Middle school 80s cover band promotes anti-bullying message
They may just be seventh-graders, but they carry an important message.
“Be original. Be bold. Be you.”
It’s an anti-bullying message the three boys are trying to get across to all of their classmates, and they’re using their 80s cover band as the platform to spread the word.
The Forestview Middle School students call themselves “SOLO.”
Jayce Schroeder plays drums, Danny Olson is on guitar and Carter Sobania is on bass and vocals.
They’re playing their second gig May 1, with part of the proceeds going to the school’s anti-bullying program.
Although none of the three have been bullied, they say it’s a very serious problem at their school. It’s something that drives some of their peers to tears, they say.
SOLO formed late last year out of pure luck. Olson was looking to start a band just about the same time Sobania was learning to play bass. The pair met Schroeder soon after and held the first band practice in October.
“It just clicked,” Olson said of the trio.
Schroeder said as they got to know each other more, they grew more comfortable playing together.
Now on the average week, the boys get together to practice two or three times, for three hours at a time.
But each wanted to do more than just play music.
“We wanted to do something different than other 80s cover bands that do the same old stuff,” Olson said.
The members of SOLO wanted to spread a message — use their position as band members for a greater good.
With bullying such a prevalent issue at school, the boys said it was the clear choice to target.
“If a teacher says something about bullying, kids don’t listen,” Sobania said. “The message sticks out if we say it.”
The group’s saying, “Be original.
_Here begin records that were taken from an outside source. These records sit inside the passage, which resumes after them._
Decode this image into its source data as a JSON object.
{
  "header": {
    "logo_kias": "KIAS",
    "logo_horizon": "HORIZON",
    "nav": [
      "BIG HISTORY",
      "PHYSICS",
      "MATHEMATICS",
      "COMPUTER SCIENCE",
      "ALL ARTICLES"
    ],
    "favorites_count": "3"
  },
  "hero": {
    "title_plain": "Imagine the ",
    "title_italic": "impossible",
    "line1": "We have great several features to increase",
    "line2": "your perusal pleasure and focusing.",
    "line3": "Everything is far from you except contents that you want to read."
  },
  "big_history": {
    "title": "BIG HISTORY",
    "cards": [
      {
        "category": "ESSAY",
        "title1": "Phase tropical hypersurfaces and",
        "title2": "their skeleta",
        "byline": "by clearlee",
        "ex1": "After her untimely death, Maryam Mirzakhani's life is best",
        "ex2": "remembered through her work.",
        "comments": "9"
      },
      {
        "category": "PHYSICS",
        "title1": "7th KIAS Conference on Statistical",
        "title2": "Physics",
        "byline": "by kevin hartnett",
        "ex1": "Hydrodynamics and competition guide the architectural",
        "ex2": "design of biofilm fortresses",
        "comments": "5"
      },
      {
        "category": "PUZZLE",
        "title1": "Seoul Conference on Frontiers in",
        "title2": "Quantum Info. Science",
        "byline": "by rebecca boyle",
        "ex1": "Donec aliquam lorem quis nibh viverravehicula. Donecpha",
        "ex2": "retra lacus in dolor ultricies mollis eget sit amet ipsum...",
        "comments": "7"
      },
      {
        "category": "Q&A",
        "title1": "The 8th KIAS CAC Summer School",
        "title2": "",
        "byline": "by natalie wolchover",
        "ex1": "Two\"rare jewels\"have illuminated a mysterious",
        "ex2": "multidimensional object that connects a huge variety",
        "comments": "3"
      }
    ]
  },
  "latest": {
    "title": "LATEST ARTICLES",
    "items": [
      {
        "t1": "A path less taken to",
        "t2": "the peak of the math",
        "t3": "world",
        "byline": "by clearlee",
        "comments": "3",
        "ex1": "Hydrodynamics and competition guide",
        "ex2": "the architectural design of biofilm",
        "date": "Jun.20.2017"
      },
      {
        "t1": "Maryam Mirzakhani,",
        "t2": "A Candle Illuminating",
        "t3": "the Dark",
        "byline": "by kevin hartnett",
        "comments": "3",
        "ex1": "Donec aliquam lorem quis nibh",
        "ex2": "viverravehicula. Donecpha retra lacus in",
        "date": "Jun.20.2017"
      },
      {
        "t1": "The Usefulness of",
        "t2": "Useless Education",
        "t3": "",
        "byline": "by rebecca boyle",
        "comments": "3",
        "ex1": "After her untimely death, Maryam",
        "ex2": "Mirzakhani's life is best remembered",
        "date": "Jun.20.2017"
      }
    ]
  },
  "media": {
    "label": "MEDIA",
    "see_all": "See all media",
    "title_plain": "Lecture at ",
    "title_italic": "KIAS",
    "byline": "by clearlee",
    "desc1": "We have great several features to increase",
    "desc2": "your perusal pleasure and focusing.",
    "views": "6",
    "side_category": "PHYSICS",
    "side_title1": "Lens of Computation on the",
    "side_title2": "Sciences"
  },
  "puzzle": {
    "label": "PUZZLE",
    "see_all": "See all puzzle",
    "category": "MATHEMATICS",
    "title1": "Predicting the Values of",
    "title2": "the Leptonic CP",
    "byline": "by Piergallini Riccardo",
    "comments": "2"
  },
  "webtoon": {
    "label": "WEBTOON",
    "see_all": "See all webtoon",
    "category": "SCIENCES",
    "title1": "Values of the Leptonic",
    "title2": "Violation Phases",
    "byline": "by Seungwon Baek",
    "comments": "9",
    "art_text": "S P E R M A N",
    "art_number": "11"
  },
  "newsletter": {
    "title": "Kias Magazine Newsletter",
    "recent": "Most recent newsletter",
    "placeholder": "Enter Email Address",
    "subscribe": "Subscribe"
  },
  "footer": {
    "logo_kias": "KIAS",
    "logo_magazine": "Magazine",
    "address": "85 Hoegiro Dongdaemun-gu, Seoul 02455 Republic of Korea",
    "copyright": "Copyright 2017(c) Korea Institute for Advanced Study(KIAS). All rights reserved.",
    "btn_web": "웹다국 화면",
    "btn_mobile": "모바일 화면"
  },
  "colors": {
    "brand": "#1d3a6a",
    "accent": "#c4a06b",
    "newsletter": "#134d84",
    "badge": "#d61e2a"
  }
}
Be bold. Be you.” has already gotten some attention around the school.
“A lot of people are talking about it. They like the idea,” Olson said.
The boys hope it will help prevent future bullying.
Schroeder, Sobania and Olson say they’ve seen the bad effects of bullying. They’ve seen the low place some kids reach when being knocked down by a bully.
“A lot of kids get really down,” Olson said. “You try to bring them up, but it’s really hard. Some have thoughts of suicide.”
Schroeder wants classmates in those situations to be happy, to be able to “reach new limits” and not have to worry about bullying.
“If you’re being bullied, you’re scared to be yourself,” he said.
Olson added that the band’s message might give that helping hand to someone who needs it.